## Required work
Collect each line of the entries that holds the string "title".

======== Records shown ========

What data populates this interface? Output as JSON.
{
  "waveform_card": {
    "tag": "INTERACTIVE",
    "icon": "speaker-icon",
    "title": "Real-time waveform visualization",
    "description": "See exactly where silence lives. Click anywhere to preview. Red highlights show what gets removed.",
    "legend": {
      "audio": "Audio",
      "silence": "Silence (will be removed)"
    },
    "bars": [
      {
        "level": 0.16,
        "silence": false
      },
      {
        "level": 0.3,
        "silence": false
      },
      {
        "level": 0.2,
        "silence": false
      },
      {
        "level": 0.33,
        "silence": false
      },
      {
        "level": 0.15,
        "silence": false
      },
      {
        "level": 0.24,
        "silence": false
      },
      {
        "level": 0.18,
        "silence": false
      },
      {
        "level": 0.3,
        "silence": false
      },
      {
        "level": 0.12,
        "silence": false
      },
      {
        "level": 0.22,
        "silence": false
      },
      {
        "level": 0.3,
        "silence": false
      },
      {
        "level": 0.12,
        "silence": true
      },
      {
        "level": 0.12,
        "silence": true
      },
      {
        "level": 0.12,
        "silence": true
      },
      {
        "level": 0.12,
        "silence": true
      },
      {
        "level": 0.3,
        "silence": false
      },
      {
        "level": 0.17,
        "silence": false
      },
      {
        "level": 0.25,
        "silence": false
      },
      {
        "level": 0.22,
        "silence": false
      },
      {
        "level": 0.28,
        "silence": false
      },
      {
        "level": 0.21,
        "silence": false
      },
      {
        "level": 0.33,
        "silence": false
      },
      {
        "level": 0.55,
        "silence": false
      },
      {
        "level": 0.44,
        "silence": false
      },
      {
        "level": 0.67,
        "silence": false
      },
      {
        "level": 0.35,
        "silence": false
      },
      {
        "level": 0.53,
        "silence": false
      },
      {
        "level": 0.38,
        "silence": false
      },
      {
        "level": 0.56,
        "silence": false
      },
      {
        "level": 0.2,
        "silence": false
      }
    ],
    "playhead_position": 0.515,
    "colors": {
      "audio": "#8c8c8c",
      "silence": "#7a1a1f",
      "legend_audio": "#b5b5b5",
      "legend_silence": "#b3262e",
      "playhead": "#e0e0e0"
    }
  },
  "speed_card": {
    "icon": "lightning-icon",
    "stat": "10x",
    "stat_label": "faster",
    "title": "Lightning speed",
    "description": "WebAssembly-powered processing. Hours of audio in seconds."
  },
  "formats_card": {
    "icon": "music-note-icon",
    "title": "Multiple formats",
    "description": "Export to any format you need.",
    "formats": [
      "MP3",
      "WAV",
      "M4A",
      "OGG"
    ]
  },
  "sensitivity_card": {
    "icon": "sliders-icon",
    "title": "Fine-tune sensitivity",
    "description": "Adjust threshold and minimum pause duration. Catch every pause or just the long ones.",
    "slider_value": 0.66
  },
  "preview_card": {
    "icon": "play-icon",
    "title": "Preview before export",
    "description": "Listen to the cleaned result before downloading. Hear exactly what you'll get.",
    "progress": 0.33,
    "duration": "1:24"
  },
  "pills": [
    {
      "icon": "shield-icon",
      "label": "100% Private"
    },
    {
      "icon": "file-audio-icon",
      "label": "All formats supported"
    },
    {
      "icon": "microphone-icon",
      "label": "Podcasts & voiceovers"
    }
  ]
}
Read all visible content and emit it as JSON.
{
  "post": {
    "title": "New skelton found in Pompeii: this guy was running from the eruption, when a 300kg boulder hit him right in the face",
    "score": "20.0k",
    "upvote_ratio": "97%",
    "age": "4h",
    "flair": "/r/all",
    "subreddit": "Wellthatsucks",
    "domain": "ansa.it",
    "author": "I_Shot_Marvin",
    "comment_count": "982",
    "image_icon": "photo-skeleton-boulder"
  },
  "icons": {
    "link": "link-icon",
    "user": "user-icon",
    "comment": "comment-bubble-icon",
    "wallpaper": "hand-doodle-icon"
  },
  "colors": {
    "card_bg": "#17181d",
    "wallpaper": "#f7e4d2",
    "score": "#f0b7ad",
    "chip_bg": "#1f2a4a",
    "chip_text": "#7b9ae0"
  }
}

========

## Completed task
    "title": "Real-time waveform visualization",
    "title": "Lightning speed",
    "title": "Multiple formats",
    "title": "Fine-tune sensitivity",
    "title": "Preview before export",
    "title": "New skelton found in Pompeii: this guy was running from the eruption, when a 300kg boulder hit him right in the face",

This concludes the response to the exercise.